Golf windshirts are classic, handsome, and functional. And everyone has way too many of them. Although they will never be the junk mail of the corporate golf world, windshirts are due for a rest. Instead, why not consider one of these unusual and entertaining items?

Help for Aching Feet

Not every golfer can stay on his or her feet for an entire 18 holes, especially at a PGA tournament when waiting at the green for a favorite player to shoot through seems like forever. Those with a Seat Stick have the upper hand. These walking canes or umbrellas fold out into a small bench for resting weary legs. They're available from a number of companies, including Classic Canes, Crewkerne, Somerset, England, and The Richard Harris Collection. They range in price from $75 to $175.

Golfers have been serious about the game since its inception. And for golfers in the 1800s, even Sunday was a day to get in a little practice, even if the local congregation thought it wrong. Heritage Golf of St. Andrews offers a reproduction of The Sunday Stick, a walking stick with a club-head handle. When no one was looking, golfers would drop a ball, turn the stick around, and practice a few shots. It sells for about $90.

Golf as Fine Art

A great prize, especially for golf historians, is The Evolution of the Golf Ball Display. This museum-quality reproduction from The Design Shop, Newnan, Ga., measures 3 by 4 by 16.5 inches and features six individually finished golf balls on a hardwood base topped with an acrylic display cover. A brass plate identifies each ball, and a history of each is underneath the padded felt base. Supply the shop with your logoed golf ball, and they'll use it in place of the Modern Ball. The display costs about $220. Smaller displays depicting the featherie, an early golf ball made of leather and feathers, and the modern golf ball ($65), or just the featherie ($38) are also available.

Another unique artistic gift is an ornamental leaded glass sphere from Joann Dost Golf Editions, LLC, Monterey, Calif. The company uses golf photography to create an heirloom-quality collectible. The work is presented on a walnut base with a walnut trunk/pedestal. Spheres can be logoed and feature site-specific imagery. Minimum order is 15 spheres, with the large ones priced at $1,200 each and the medium at $1,000 each. The company also offers customized leaded glass photo boxes, handcrafted in the United States, starting at $150.

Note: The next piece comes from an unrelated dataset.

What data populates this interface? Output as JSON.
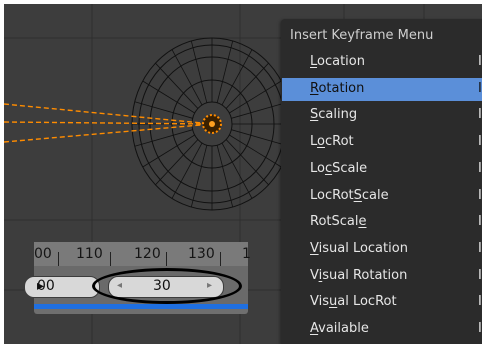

Tools of the Trade

Useful items are always appreciated. On golf outings, Scott Vieson, applications analyst with the J.M. Smucker Co., Orrville, Ohio, always hopes he'll get a divot repair tool/ball marker. “I like the tool because I never lose it in my pocket. It's handy,” Vieson says. Golf Tournament Promotions, Plano, Texas, offers a precision-machined brass divot tool with a removable one-inch medallion magnetic ball marker on the front. Setup charge for the item is $125.

For some, golf is a big math problem. The Handy Capper, from Rockaway, N.J.-based, can calculate a golfer's handicap in seconds. Golfers enter their adjusted score, the course rating and slope, and their handicap differential is calculated. It comes with a neoprene pouch and golf bag clip and sells for about $35.

When traveling, golfers often like to bring their favorite clubs, but that can be a big hassle. The Richard Harris Collection, Everett, Pa., offers the Three-Club Carry-On. Made of a sturdy leather-like synthetic, the small bag can hold a driver, putter, and one other favorite club. It sells for around $50.

Marge Risinger, Rosenberg & Risinger Inc., Culver City, Calif., says her golf friends always ask her about the suction cup that she keeps on the handle end of her putter. “You never have to bend over to get the ball out of the cup,” she says. Mountaintop Golf Cars Inc., Banner Elk, N.C, sells the Ball Pickup Suction Cup for a little less than $2 a piece.